(Data for analysis begins)

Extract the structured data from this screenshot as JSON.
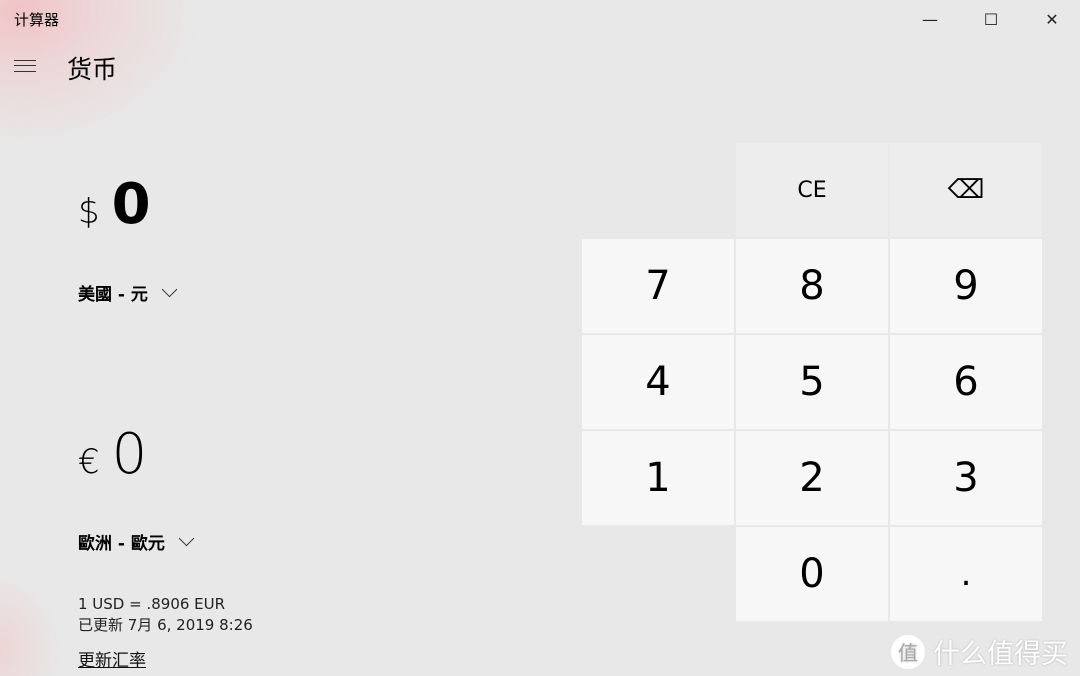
{
  "window": {
    "title": "计算器",
    "minimize": "—",
    "maximize": "☐",
    "close": "✕"
  },
  "header": {
    "mode": "货币"
  },
  "from": {
    "symbol": "$",
    "value": "0",
    "currency": "美國 - 元"
  },
  "to": {
    "symbol": "€",
    "value": "0",
    "currency": "歐洲 - 歐元"
  },
  "rate": {
    "line": "1 USD = .8906 EUR",
    "updated": "已更新 7月 6, 2019 8:26",
    "refresh_link": "更新汇率"
  },
  "keypad": {
    "ce": "CE",
    "backspace": "⌫",
    "k7": "7",
    "k8": "8",
    "k9": "9",
    "k4": "4",
    "k5": "5",
    "k6": "6",
    "k1": "1",
    "k2": "2",
    "k3": "3",
    "k0": "0",
    "dot": "."
  },
  "watermark": {
    "logo": "值",
    "text": "什么值得买"
  }
}
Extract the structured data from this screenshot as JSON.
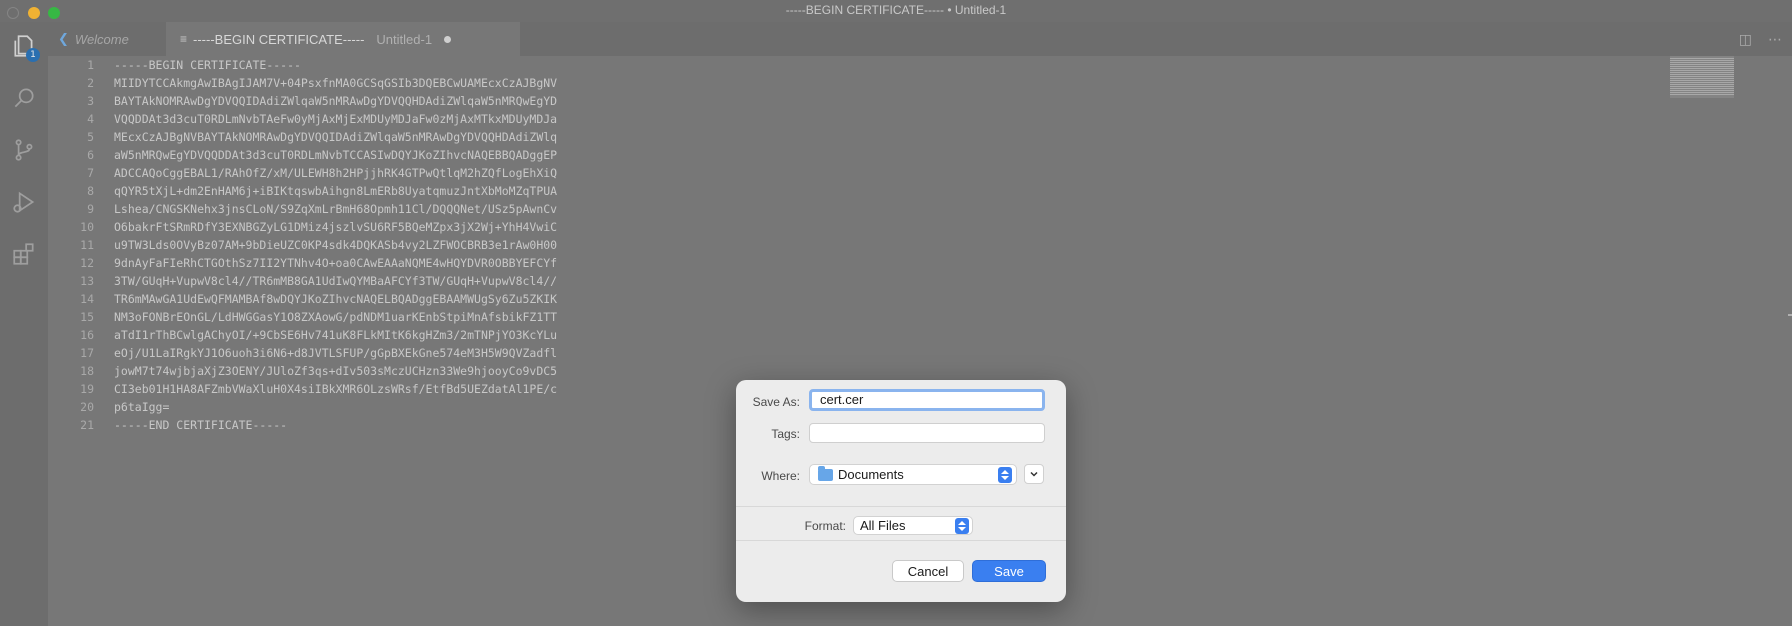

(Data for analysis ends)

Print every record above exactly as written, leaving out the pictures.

Extract the structured data from this screenshot as JSON.
{
  "window": {
    "title": "计算器",
    "minimize": "—",
    "maximize": "☐",
    "close": "✕"
  },
  "header": {
    "mode": "货币"
  },
  "from": {
    "symbol": "$",
    "value": "0",
    "currency": "美國 - 元"
  },
  "to": {
    "symbol": "€",
    "value": "0",
    "currency": "歐洲 - 歐元"
  },
  "rate": {
    "line": "1 USD = .8906 EUR",
    "updated": "已更新 7月 6, 2019 8:26",
    "refresh_link": "更新汇率"
  },
  "keypad": {
    "ce": "CE",
    "backspace": "⌫",
    "k7": "7",
    "k8": "8",
    "k9": "9",
    "k4": "4",
    "k5": "5",
    "k6": "6",
    "k1": "1",
    "k2": "2",
    "k3": "3",
    "k0": "0",
    "dot": "."
  },
  "watermark": {
    "logo": "值",
    "text": "什么值得买"
  }
}
Extract the structured data from this screenshot as JSON.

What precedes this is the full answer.